Because there is a magic number where the cost-per-issue for subscriptions drops dramatically. (If you’d like to help us get there, tell your friends about home/school/life — encourage them to check out a free copy of the summer issue and to subscribe if they like what they read. The more people who read the magazine, the closer we get to offering a printed version.) Ultimately, the things we feed are the things that grow, and we want to feed home/school/life in a way that will make us proud of what it grows into. If that means it takes us a little longer to produce a print edition, we're okay with that. We hope our readers will be, too.
We believe that companies should be as transparent as possible about their financial dealings. At home/school/life, we’ve tried hard to find ways of supporting the magazine that we feel good about, and we will never trade editorial coverage for money, period. We know we're pretty picky about things like advertisers and product reviews, but we're comfortable with that. We pay our writers, buy photos, and keep our website up and running in a few different ways. We don’t make a lot of money from affiliate links, but because they can be so controversial, we want to be upfront about our affiliate links and how we use them. You probably know that affiliate links work a lot like referral fees: If you click on a book recommendation on our blog and buy the book through Amazon, a small percentage (usually less than $1) from your purchase goes into the home/school/life account. Do you have to click on the links? Nope — see below — we try to give you enough info so that you can Google the product yourself if you prefer not to support the magazine this way. But we sure do appreciate it when you do use them.
In the coming months, you’ll see a few more affiliate links in posts — and you’ll know that you’re seeing them because there will be a note at the end of every post that contains them, letting you know that there are affiliate links in that post. Why would we start including affiliate links when we haven’t used them much in the past? Well, we’d like to be able to hire another full-time writer for the magazine and possibly start moving toward putting out a print edition, and we’re hoping that these kinds of links might help move us closer toward that goal.
Here’s what we promise about affiliate links:
- We only support affiliate links with companies that we have personal, positive experience with.
- Any time we use an affiliate link in the post, we will let you know that post contains affiliate links. (If you aren’t sure, hover over the link and look for an amazon at the beginning — those are giveaways that the link is an affiliate link.)
Here’s what we won’t do:

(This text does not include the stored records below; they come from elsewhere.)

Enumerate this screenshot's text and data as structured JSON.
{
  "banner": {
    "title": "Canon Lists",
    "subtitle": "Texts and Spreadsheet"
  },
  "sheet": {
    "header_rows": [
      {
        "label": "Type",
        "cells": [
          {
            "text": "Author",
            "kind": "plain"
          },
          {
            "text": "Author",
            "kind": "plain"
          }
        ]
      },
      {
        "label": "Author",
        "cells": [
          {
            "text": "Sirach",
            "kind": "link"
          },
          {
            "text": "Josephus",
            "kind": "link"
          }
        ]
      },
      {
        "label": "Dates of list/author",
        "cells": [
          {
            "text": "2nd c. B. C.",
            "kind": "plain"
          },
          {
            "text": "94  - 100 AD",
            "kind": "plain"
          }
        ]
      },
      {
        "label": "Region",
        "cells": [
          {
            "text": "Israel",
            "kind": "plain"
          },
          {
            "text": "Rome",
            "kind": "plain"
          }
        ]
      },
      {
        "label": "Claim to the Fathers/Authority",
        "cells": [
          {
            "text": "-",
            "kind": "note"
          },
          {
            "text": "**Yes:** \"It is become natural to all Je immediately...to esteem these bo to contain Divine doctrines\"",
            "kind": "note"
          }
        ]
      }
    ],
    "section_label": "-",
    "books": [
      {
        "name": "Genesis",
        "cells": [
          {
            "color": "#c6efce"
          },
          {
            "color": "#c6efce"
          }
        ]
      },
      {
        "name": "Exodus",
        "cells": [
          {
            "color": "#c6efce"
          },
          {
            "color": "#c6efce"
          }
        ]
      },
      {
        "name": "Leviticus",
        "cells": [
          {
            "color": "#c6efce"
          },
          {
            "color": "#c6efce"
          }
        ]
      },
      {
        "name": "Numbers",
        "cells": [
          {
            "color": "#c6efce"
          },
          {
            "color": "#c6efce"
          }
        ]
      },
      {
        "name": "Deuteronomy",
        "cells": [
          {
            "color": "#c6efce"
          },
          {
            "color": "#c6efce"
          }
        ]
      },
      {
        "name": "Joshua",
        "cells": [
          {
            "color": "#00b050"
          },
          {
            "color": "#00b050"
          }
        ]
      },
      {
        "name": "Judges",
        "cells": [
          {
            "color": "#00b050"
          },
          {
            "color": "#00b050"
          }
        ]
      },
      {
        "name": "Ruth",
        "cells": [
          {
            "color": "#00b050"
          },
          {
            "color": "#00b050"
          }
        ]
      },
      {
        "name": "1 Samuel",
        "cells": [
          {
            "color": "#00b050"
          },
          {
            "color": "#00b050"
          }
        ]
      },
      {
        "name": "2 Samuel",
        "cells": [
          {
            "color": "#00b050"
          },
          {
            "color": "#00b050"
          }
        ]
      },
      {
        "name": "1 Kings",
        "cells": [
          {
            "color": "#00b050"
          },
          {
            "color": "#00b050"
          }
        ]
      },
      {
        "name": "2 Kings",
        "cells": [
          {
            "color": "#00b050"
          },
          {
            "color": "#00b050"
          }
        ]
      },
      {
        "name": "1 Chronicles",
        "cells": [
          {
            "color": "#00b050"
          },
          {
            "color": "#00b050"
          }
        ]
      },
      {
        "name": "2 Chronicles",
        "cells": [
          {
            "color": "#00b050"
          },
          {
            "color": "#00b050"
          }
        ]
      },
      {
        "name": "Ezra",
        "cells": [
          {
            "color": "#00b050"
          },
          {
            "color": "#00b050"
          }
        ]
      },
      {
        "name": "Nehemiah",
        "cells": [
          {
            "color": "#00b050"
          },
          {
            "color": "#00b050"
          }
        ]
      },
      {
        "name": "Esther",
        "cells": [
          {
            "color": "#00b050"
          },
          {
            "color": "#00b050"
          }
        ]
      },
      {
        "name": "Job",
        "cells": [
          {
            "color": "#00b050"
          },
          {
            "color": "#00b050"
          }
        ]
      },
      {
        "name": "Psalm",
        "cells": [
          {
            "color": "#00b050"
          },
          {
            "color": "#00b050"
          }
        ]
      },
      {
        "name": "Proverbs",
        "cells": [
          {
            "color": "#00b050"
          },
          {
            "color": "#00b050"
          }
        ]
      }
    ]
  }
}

- Give vague information that forces you to click on an affiliate link if you want to see what we’re talking about. (We’ll say “Possession may be Amy’s all-time favorite book” or "this grass green bulky (superwash, yay!) yarn" never a sneaky “This may be Amy’s all-time favorite book" or "this yarn." We're not going to force you to click on an affiliate link to follow the conversation.
- Not link to something if we can’t use an affiliate link. We love these grammar mugs, the podcast On Being, and pretty much every knitting pattern Martina Behm has managed to come up with, and we're going to talk about them even though none of them are home/school/life affiliates. — We’ll only use affiliate links in situations where they happen to exist for something we’re writing about anyway.
Here’s who our affiliates are:
(We’ll update this list if we add or drop affiliates in the future.)
- Amazon :: This one is probably pretty obvious, but we’re big fans of the variety of books and movies available on Amazon.com. And, you may have noticed, we recommend a lot of books.